Exercise prompt
Determine how many lines in the data below contain "Objekte" and write only that number.

### Provided entries ###

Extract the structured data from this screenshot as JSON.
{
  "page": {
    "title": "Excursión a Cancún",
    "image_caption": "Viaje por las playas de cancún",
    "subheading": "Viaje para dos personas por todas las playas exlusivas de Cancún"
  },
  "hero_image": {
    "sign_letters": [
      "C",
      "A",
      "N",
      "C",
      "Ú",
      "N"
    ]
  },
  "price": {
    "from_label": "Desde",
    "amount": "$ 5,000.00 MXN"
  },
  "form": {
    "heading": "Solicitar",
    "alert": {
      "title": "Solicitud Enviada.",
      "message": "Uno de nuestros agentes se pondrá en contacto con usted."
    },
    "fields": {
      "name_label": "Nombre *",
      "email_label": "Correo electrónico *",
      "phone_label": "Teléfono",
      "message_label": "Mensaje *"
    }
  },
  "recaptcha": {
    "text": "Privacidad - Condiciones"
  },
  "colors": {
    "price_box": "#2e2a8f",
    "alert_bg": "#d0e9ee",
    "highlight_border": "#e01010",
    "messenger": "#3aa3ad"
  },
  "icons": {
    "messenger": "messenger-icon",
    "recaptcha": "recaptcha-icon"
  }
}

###
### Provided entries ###

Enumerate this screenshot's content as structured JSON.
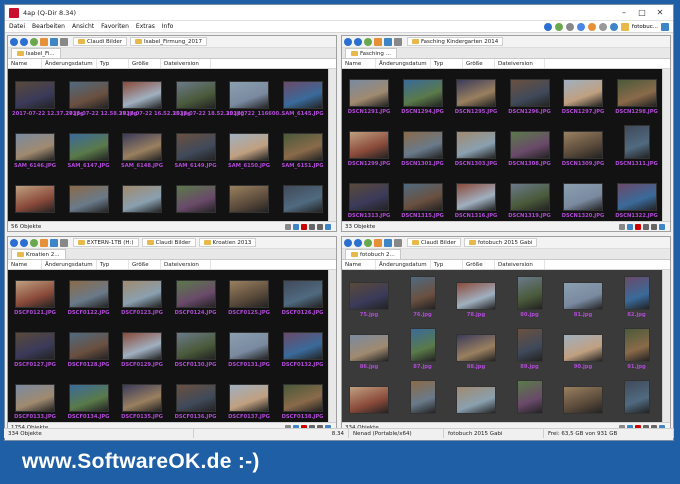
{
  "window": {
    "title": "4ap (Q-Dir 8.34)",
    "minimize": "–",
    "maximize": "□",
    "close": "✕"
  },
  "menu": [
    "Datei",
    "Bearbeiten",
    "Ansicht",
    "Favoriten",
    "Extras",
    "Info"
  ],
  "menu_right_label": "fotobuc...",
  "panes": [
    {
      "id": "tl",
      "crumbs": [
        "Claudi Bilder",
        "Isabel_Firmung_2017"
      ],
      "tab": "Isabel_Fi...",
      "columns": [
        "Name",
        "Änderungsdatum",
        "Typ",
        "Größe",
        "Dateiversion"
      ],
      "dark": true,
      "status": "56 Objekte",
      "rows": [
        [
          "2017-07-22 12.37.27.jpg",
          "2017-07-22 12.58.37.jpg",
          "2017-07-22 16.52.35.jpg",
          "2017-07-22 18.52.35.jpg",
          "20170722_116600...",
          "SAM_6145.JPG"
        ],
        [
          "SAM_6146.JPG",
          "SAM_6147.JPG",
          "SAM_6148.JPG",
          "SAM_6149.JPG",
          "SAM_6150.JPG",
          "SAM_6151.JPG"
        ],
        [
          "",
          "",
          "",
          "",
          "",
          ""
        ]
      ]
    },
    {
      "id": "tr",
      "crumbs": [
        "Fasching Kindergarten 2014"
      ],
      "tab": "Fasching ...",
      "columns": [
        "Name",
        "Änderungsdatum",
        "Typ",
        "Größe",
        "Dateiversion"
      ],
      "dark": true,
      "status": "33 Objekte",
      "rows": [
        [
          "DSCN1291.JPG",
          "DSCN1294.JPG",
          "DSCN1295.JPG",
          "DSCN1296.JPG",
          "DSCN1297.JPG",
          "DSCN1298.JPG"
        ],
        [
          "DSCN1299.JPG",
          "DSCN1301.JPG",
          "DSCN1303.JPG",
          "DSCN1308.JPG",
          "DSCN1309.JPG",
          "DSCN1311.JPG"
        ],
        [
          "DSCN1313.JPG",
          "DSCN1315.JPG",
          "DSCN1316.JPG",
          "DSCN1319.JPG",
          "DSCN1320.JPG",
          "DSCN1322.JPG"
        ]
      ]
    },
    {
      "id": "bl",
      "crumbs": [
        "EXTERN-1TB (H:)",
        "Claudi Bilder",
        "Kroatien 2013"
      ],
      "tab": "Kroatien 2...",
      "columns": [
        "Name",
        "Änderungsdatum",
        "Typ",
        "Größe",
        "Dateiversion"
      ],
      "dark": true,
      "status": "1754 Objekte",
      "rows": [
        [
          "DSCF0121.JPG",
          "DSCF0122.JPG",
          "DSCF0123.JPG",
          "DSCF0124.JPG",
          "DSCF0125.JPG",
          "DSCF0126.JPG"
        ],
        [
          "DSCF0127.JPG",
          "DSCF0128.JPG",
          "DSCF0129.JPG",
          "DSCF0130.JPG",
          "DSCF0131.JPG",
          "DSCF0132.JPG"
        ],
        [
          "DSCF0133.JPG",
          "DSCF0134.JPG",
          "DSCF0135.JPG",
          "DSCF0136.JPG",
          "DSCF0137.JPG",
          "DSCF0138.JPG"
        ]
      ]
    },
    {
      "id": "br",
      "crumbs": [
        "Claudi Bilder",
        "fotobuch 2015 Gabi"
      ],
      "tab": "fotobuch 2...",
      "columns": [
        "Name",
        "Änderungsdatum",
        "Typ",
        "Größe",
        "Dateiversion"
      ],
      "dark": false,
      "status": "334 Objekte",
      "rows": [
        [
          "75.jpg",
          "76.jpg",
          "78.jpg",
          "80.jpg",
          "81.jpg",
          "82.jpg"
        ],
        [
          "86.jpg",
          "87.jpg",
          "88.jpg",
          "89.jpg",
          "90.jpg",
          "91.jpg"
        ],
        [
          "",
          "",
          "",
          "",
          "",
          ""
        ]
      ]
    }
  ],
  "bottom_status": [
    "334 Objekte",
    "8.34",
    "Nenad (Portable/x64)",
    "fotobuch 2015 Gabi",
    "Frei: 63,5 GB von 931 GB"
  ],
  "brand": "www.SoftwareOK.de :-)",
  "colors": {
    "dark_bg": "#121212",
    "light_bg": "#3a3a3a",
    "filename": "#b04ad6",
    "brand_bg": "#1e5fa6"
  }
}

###
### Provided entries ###

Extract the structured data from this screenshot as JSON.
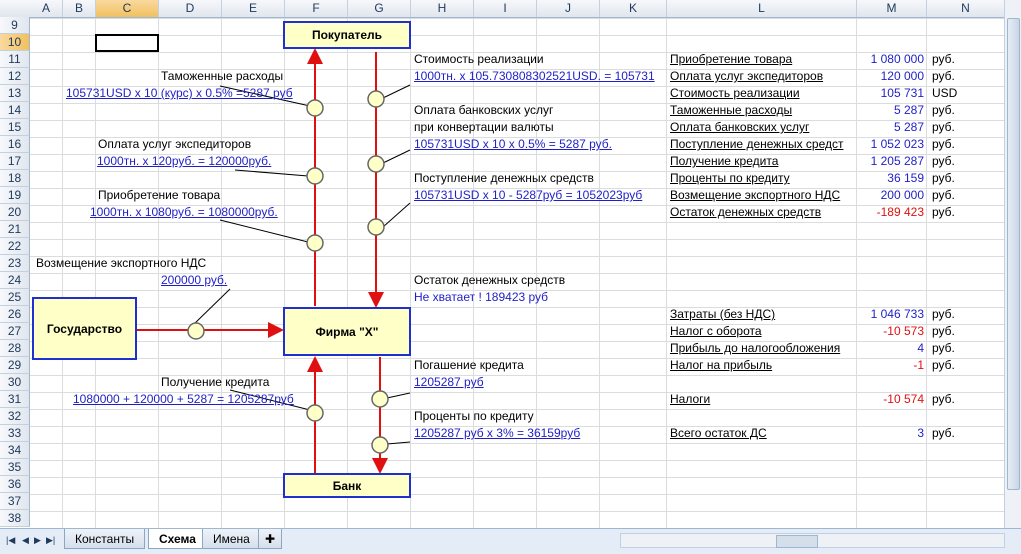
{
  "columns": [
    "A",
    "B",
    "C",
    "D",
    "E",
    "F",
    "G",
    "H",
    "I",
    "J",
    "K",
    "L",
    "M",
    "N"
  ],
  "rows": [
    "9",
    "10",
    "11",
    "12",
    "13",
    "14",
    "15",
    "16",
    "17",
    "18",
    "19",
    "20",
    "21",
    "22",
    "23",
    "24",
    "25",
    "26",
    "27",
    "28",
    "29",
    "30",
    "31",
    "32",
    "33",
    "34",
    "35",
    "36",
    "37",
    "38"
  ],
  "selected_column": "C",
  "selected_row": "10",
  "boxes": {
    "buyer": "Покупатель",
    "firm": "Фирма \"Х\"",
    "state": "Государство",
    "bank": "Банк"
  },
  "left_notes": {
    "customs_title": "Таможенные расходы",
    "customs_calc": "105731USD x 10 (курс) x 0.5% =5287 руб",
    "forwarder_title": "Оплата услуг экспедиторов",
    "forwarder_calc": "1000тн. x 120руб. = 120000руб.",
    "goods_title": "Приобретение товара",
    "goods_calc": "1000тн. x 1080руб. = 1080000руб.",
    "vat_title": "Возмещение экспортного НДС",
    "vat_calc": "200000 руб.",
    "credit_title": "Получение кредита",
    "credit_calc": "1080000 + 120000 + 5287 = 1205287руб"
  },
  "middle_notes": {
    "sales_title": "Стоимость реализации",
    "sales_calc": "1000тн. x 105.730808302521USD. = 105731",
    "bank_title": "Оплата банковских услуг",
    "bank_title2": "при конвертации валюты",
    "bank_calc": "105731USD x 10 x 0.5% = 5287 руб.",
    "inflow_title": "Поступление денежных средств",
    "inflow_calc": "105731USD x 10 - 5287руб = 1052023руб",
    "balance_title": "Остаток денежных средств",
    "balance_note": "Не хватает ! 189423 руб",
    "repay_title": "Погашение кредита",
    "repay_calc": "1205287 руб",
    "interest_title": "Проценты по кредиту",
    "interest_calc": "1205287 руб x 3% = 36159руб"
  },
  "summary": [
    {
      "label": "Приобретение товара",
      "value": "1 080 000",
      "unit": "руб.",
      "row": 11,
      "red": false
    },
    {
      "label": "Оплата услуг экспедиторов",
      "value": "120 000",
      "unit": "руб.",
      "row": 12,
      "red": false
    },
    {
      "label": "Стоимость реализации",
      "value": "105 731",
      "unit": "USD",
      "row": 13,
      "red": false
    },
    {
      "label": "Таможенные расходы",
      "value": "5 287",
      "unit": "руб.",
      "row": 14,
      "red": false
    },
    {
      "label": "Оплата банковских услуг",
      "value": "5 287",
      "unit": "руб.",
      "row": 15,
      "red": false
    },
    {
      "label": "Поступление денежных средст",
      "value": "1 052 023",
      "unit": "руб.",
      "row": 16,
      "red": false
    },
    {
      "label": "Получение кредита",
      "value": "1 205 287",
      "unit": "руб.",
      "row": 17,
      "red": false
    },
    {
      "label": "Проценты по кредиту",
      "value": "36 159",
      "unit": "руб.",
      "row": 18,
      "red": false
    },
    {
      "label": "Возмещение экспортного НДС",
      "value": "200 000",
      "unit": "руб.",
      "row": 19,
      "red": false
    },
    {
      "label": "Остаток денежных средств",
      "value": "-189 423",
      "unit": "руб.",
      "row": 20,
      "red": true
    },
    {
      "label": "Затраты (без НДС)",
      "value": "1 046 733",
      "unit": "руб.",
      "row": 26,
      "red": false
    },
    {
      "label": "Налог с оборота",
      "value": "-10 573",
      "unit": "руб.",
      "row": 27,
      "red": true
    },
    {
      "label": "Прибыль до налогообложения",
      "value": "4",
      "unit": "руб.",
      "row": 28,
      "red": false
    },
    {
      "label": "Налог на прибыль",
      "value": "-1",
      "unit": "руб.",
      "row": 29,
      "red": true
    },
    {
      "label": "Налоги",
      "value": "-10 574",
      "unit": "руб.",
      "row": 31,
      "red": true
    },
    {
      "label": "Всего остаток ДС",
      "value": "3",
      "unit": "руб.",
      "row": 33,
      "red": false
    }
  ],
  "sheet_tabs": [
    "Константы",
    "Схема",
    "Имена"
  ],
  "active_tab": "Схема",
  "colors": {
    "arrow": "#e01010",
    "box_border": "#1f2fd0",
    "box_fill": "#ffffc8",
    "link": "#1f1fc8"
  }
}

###

Response area
5